Craig has the courage to present a hollow man, flooding the empty rooms where his better nature should be with brutality and threat. His smile is more frightening than his straight face, and he doesn’t bother with the throwaway quips that were meant to endear us to the other Bonds.
Stream Casino Royale
What are people saying?
What are critics saying?
This Bond is haunted, not yet housebroken, still figuring out the persona. In Casino Royale, the reset button has been pressed in the manner of "Batman Begins."
Contrary to pre-release nay-sayers, Daniel Craig has done more with James Bond in one film than some previous stars have in multiple reprises. This is terrific stuff, again positioning 007 as the action franchise to beat.
What a relief to escape the series' increasing bondage to high-tech gimmicks in favor of intrigue and suspense featuring richly nuanced characters and women who think the body's sexiest organ is the brain.
The good news is Craig, who was riveting as a London pharmaceutical salesman in the recent Brit import "Layer Cake," is equally mesmerizing here.

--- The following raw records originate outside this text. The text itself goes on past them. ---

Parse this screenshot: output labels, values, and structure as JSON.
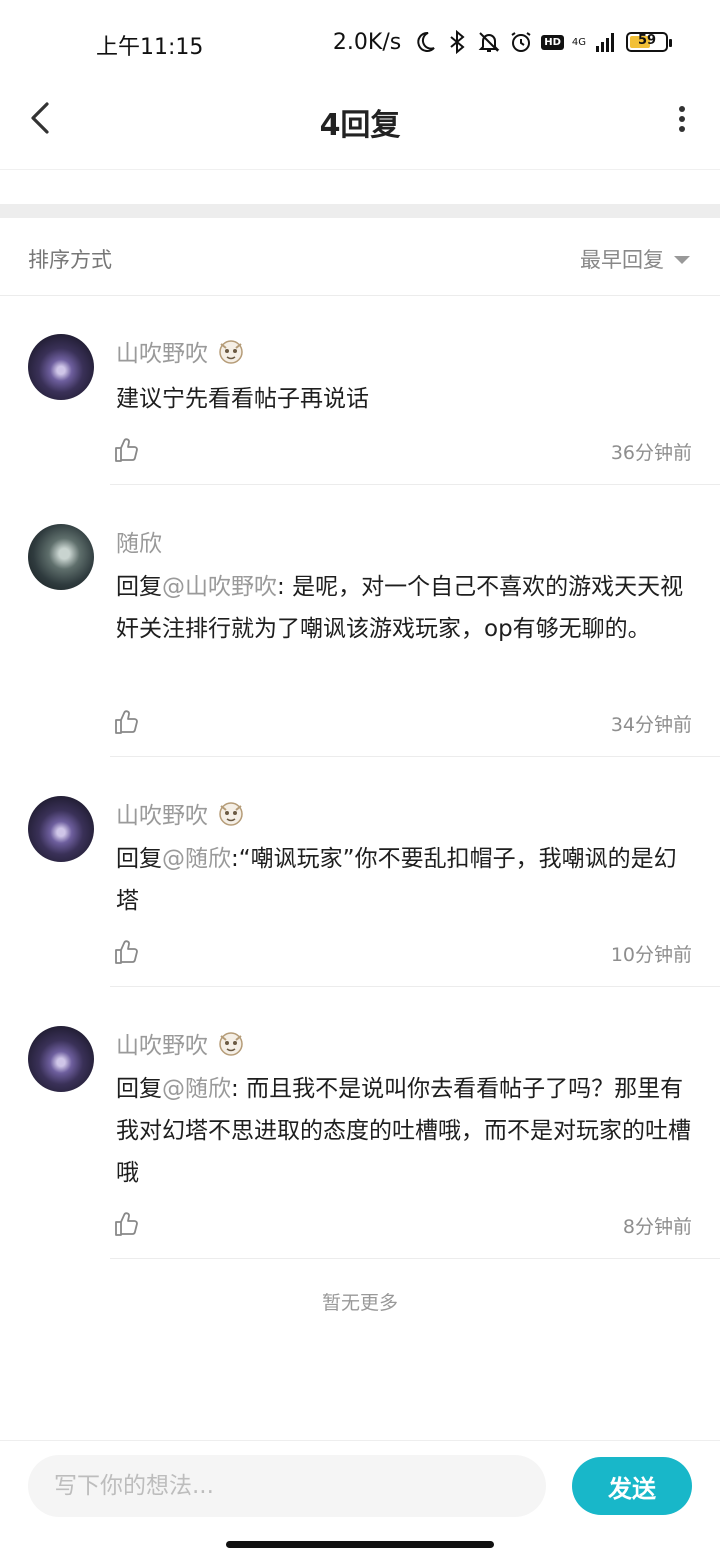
{
  "status_bar": {
    "time": "上午11:15",
    "net_speed": "2.0K/s",
    "network": "4G",
    "hd": "HD",
    "battery": "59",
    "battery_level": 0.59,
    "icons": [
      "moon-icon",
      "bluetooth-icon",
      "mute-icon",
      "alarm-icon",
      "hd-icon",
      "signal-icon",
      "battery-icon"
    ]
  },
  "header": {
    "title": "4回复"
  },
  "sort": {
    "label": "排序方式",
    "selected": "最早回复"
  },
  "replies": [
    {
      "user": "山吹野吹",
      "has_badge": true,
      "prefix": "",
      "mention": "",
      "separator": "",
      "text": "建议宁先看看帖子再说话",
      "time": "36分钟前"
    },
    {
      "user": "随欣",
      "has_badge": false,
      "prefix": "回复",
      "mention": "@山吹野吹",
      "separator": ": ",
      "text": "是呢，对一个自己不喜欢的游戏天天视奸关注排行就为了嘲讽该游戏玩家，op有够无聊的。",
      "time": "34分钟前"
    },
    {
      "user": "山吹野吹",
      "has_badge": true,
      "prefix": "回复",
      "mention": "@随欣",
      "separator": ":",
      "text": "“嘲讽玩家”你不要乱扣帽子，我嘲讽的是幻塔",
      "time": "10分钟前"
    },
    {
      "user": "山吹野吹",
      "has_badge": true,
      "prefix": "回复",
      "mention": "@随欣",
      "separator": ": ",
      "text": "而且我不是说叫你去看看帖子了吗？那里有我对幻塔不思进取的态度的吐槽哦，而不是对玩家的吐槽哦",
      "time": "8分钟前"
    }
  ],
  "no_more": "暂无更多",
  "composer": {
    "placeholder": "写下你的想法...",
    "send_label": "发送"
  },
  "colors": {
    "accent": "#18b7c9",
    "secondary_text": "#9a9a9a"
  }
}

Relaunches the series by doing something I wouldn't have thought possible: It turns Bond into a human being again -- a gruffly charming yet volatile chap who may be the swank king stud of the Western world, but who still has room for rage, fear, vulnerability, love.
Craig gives us James Bond in the fascinating act of inventing himself. This you do not want to miss.
This is a Bond with great body but no soul.
Craig, excellent in both art house endeavors (The Mother, Enduring Love) and blockbuster think pieces (Munich), has both a nasty streak and a soft side never before seen in the series; Fleming would recognize him as most like his literary creation: damaged goods in a tailored tux.
Craig comes closer to the author's original conception of this exceptionally long-lived male fantasy figure than anyone since early Sean Connery.